The good news is positive change can come from moving through a life-changing injury. Post-traumatic growth is real. We can find a sense of strength and resiliency we may have never realized we had.

Through slowing down, we can take the time to figure out what’s important to us in life and what isn’t. We may set new priorities and clarify values and goals. Some may even be able to take the time to begin to live those values and work toward the goals while healing. I know one person who found a more fulfilling life path when she changed careers after she broke her ankle.

With such an injury, one has a good excuse to retreat from the everyday stressors and obligations of the world. This gift of time can be used for reflection and turning inward in a growth-inducing way.
Some relationships may be strengthened, as we realize there are people around us able to provide care in ways we may not have imagined. While others may let us down, we can ask if those relationships really add to our lives or drain us.

The recovery period also allows us to take time to choose health. We are forced to take care of ourselves in ways we may not have considered before. We can also choose to think about ways of caring for our well-being in the future.

Although we wouldn’t have chosen such an injury to learn these lessons, reframing this period as a gift and staying open to the lessons can be most helpful. Instead of telling ourselves, “This happened to me,” we can say, “This happened for me.”

Coping with the Emotional Impact of Orthopedic Surgery

Kirsten Levin Belzer, LCSW, CHT

Kirsten Levin Belzer, LCSW, CHT, is a psychotherapist in Chicago who specializes in trauma, loss, and life transitions.
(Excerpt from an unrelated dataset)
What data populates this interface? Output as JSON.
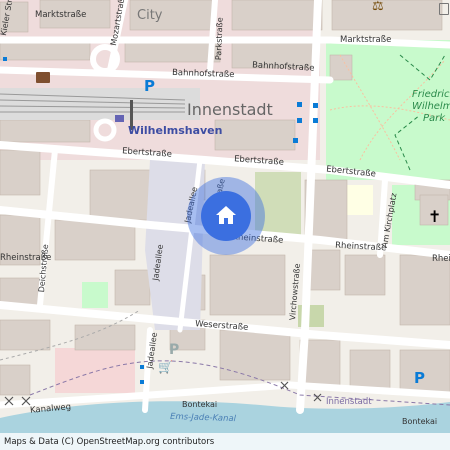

APA Reference
Levin Belzer, K. (2018). Coping with the Emotional Impact of Orthopedic Surgery. Psych Central. Retrieved on August 13, 2020, from
Scientifically Reviewed
Last updated: 8 Oct 2018 (Originally: 18 Sep 2017)
Last reviewed: By a member of our scientific advisory board on 8 Oct 2018
Published on Psych All rights reserved.